Military postings do tend to happen in the summer, but they don't take into account the stage of education that a child is in.  I calculate that if my children had moved with my postings, since the age of 10 they would have attended at least five different schools (it would have been seven for my eldest child). Many of the moves are forced by Local Education Authority rules, which (for very good reason) do not allow attendance at schools in other boroughs, so it's not that a military family might be able to suck up a long commute to keep children in the same school, even if the military posting meant that was feasible. When a child moves schools with Army postings, it places extreme turbulence and strain on their education, and their friendship groups; my youngest once attended a new school for one day before having to move again.   

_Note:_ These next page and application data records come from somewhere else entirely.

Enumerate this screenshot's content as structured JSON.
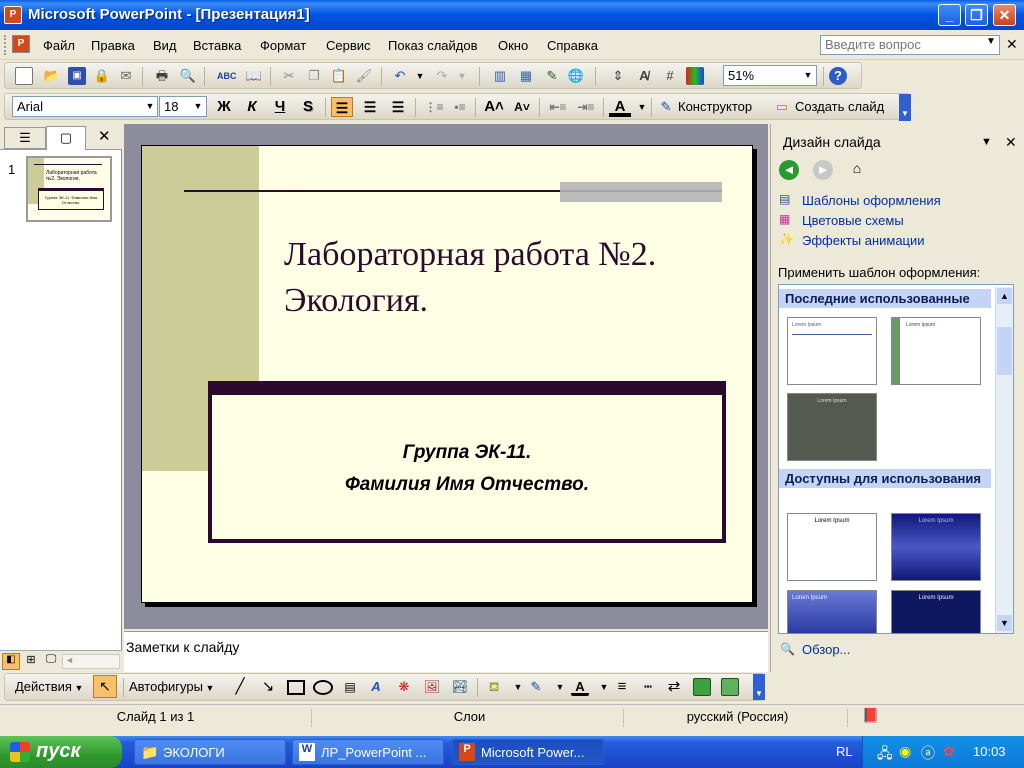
{
  "window": {
    "title": "Microsoft PowerPoint - [Презентация1]",
    "app_icon": "P"
  },
  "menu": {
    "items": [
      "Файл",
      "Правка",
      "Вид",
      "Вставка",
      "Формат",
      "Сервис",
      "Показ слайдов",
      "Окно",
      "Справка"
    ],
    "help_placeholder": "Введите вопрос"
  },
  "standard_toolbar": {
    "zoom": "51%"
  },
  "format_toolbar": {
    "font": "Arial",
    "size": "18",
    "bold": "Ж",
    "italic": "К",
    "underline": "Ч",
    "shadow": "S",
    "designer_label": "Конструктор",
    "new_slide_label": "Создать слайд"
  },
  "slides_panel": {
    "slide_number": "1",
    "thumb_title": "Лабораторная работа №2. Экология.",
    "thumb_sub": "Группа ЭК-11. Фамилия Имя Отчество."
  },
  "slide": {
    "title_line1": "Лабораторная работа №2.",
    "title_line2": "Экология.",
    "subtitle_line1": "Группа ЭК-11.",
    "subtitle_line2": "Фамилия Имя Отчество."
  },
  "notes": {
    "placeholder": "Заметки к слайду"
  },
  "task_pane": {
    "title": "Дизайн слайда",
    "links": [
      "Шаблоны оформления",
      "Цветовые схемы",
      "Эффекты анимации"
    ],
    "apply_label": "Применить шаблон оформления:",
    "recent_header": "Последние использованные",
    "available_header": "Доступны для использования",
    "browse_label": "Обзор...",
    "template_text": "Lorem Ipsum"
  },
  "draw_toolbar": {
    "actions_label": "Действия",
    "autoshapes_label": "Автофигуры"
  },
  "status": {
    "slide": "Слайд 1 из 1",
    "layers": "Слои",
    "language": "русский (Россия)"
  },
  "taskbar": {
    "start_label": "пуск",
    "tasks": [
      "ЭКОЛОГИ",
      "ЛР_PowerPoint ...",
      "Microsoft Power..."
    ],
    "lang": "RL",
    "clock": "10:03"
  },
  "colors": {
    "accent": "#2b0a2e",
    "slide_bg": "#ffffe6",
    "side_band": "#cccc99",
    "title_blue": "#0054e3"
  }
}
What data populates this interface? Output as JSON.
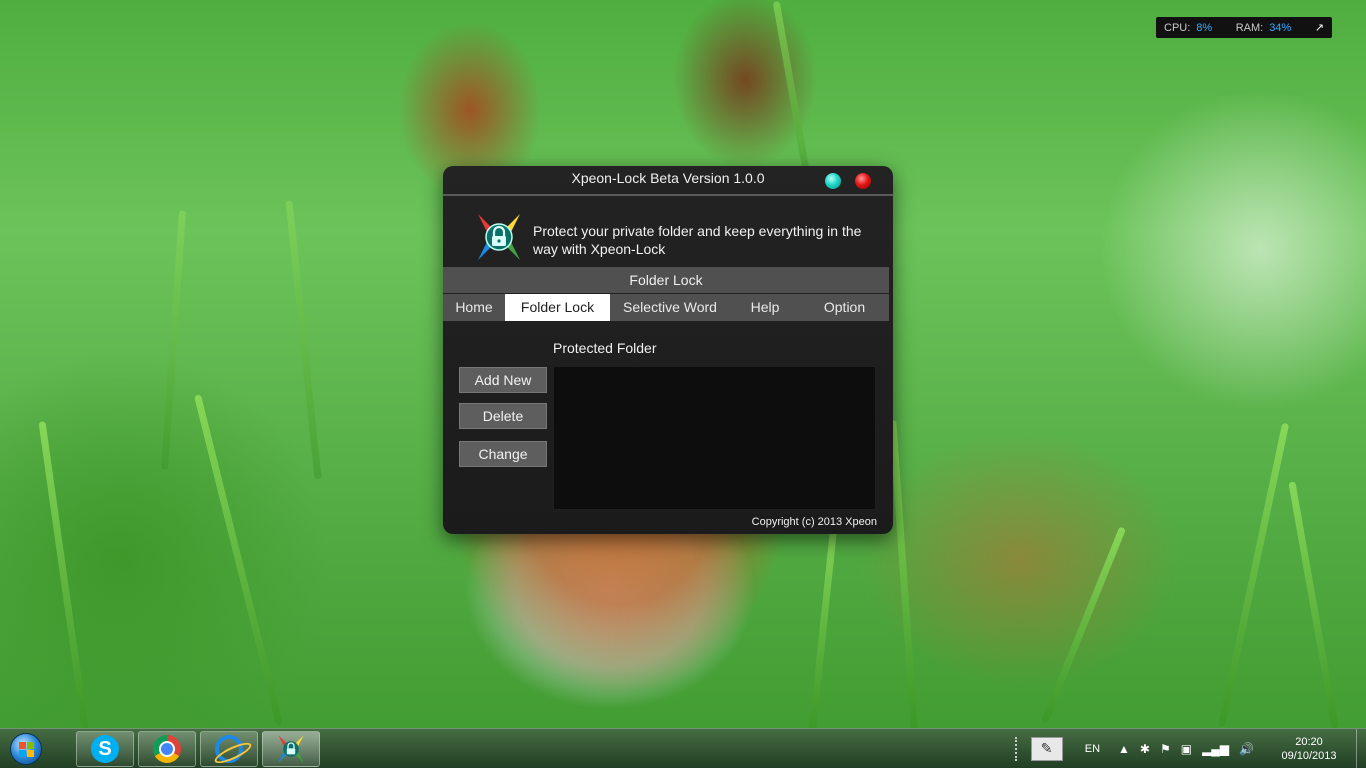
{
  "system_widget": {
    "cpu_label": "CPU:",
    "cpu_value": "8%",
    "ram_label": "RAM:",
    "ram_value": "34%",
    "expand_icon": "expand-arrow-icon"
  },
  "app": {
    "title": "Xpeon-Lock Beta Version 1.0.0",
    "tagline": "Protect your private folder and keep everything in the way with Xpeon-Lock",
    "section_title": "Folder Lock",
    "tabs": [
      {
        "label": "Home",
        "active": false
      },
      {
        "label": "Folder Lock",
        "active": true
      },
      {
        "label": "Selective Word",
        "active": false
      },
      {
        "label": "Help",
        "active": false
      },
      {
        "label": "Option",
        "active": false
      }
    ],
    "protected_folder_label": "Protected Folder",
    "buttons": {
      "add_new": "Add New",
      "delete": "Delete",
      "change": "Change"
    },
    "copyright": "Copyright (c) 2013 Xpeon",
    "colors": {
      "minimize": "#1ed6c8",
      "close": "#e51515",
      "tab_bar": "#505050",
      "active_tab": "#ffffff"
    }
  },
  "taskbar": {
    "items": [
      "skype-icon",
      "chrome-icon",
      "internet-explorer-icon",
      "xpeon-lock-icon"
    ],
    "tray": {
      "language": "EN",
      "time": "20:20",
      "date": "09/10/2013"
    }
  }
}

The two key components that CEA provides are stability and continuity. Stability of location, of friends, of routine, and the chance to develop support networks and familiarity with a local area. It provides continuity of education, especially through the critical stages of examinations, and through consistency of subjects, curriculum and to some extent, the teachers themselves.

My children experienced this stability and continuity only after joining boarding school aged 10. It has been difficult at times, and at the moment I am so far from the UK that I am only able to attend school once or twice a year. However, the peace of mind and surety we have as a family is by far the best choice available to us; and the alternative, moving schools so frequently, isn’t a choice I’d be willing to make, so boarding school has also allowed me to continue to serve.  What’s also super important to us is that full boarding is offered and highly subscribed to, because life in an empty boarding house isn’t much of a life at all. We're glad that Ampleforth provided that for us.


About Harriet Langdale

Harriet Langdale is director of admissions, marketing and communications at Ampleforth College.